Brittney Castro is CFP® at Perennial Financial Services (http://perennialfinancialservices.com/). In this video she discusses how to calculate your business capital needs.
- Calculate your initial expenses
- Add a reserve of 10%-20%
- Anticipate 6-12 months overhead
- Research financing options based off calculated total
As a certified financial planner, I often have a lot of individuals ask me how much do they need in order to start their business. And I always recommend just start by calculating what you need for those initial expenses to open up the doors basically. That could include your website design, any legal fees, marketing fees, maybe products or supplies, possibly equipment, everything that you need just to start that business.
Once, you have that number calculated, I would also just add another 10 to 20% for unexpected cost that come up, almost like a contingency plan. We all know that we can plan very appropriately, but there are always those unexpected expenses that arise. Once you have that number calculated also look at 6 to 12 months worth of over head expenses.
And the reason you want to know that is because often time’s businesses aren't profitable right away. So if you have that money saved up you can definitely pay for your ongoing bills without worrying so much, that your business isn’t making a profit right away.
Once you know these numbers then you can just look at all your different financing options, you know, where you look for personal loans, small business loans, may be private investors. There are a lot of options out there and there is pros and cons to every options.

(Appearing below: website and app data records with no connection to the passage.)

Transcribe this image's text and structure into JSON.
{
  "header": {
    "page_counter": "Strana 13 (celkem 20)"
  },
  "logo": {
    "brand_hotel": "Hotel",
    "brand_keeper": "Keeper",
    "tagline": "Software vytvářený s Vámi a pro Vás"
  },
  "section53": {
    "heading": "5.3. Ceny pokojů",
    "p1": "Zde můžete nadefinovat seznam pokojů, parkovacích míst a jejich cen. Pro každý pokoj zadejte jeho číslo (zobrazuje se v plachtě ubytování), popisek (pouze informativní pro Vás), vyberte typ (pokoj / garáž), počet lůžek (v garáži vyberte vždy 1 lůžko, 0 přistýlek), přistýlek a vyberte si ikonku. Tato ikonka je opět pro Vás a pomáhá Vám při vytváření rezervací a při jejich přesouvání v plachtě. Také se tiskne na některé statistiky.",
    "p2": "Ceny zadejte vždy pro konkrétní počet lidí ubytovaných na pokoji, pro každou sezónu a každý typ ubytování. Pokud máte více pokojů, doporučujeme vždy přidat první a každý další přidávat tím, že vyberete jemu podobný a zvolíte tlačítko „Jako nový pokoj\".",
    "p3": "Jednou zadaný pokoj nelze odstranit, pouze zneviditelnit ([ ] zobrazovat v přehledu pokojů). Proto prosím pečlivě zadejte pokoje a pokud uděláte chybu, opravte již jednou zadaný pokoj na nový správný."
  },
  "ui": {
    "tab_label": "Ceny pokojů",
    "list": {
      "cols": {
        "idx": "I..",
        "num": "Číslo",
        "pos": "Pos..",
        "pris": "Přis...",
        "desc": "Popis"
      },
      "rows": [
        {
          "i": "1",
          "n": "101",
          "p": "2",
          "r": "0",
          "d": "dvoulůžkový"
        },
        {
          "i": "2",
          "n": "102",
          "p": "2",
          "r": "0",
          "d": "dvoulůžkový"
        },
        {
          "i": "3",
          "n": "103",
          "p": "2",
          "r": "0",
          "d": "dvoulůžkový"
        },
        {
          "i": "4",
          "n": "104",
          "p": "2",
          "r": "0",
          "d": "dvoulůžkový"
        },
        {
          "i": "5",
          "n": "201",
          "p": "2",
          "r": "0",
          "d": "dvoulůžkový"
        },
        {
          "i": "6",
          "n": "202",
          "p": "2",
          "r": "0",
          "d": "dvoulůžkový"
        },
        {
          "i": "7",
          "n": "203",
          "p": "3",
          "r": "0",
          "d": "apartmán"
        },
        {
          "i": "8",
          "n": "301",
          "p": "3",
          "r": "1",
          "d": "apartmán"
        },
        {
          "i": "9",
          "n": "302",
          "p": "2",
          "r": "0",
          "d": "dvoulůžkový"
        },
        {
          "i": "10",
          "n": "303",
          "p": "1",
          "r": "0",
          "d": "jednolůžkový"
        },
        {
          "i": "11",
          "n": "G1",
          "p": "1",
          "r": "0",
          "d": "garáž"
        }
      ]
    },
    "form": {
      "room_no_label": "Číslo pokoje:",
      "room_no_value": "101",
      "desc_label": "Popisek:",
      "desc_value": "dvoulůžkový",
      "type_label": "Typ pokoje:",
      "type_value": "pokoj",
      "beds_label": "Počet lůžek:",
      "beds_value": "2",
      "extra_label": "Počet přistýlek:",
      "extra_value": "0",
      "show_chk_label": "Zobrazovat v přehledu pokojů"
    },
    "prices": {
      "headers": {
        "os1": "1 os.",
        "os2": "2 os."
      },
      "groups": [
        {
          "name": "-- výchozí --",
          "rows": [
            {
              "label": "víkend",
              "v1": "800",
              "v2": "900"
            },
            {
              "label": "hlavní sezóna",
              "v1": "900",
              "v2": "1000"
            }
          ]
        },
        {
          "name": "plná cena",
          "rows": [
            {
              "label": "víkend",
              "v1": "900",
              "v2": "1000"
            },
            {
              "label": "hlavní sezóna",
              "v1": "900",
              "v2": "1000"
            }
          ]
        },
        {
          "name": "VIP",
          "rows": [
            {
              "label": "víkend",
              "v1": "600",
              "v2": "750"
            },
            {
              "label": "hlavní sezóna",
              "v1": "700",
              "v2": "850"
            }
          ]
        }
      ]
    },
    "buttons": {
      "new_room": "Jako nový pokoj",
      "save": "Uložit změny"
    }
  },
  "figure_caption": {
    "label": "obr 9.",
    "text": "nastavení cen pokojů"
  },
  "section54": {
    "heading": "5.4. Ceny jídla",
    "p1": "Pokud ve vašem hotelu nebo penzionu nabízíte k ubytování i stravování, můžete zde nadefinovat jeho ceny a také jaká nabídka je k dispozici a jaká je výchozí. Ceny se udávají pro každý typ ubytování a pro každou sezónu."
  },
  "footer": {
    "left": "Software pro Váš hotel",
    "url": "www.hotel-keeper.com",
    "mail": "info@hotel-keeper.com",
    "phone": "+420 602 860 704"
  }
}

So again, take the time to plan strategically for your type of business, how much does it cost to start, how much it costs to run every month. And then you could look at all the different financing options to start your business today.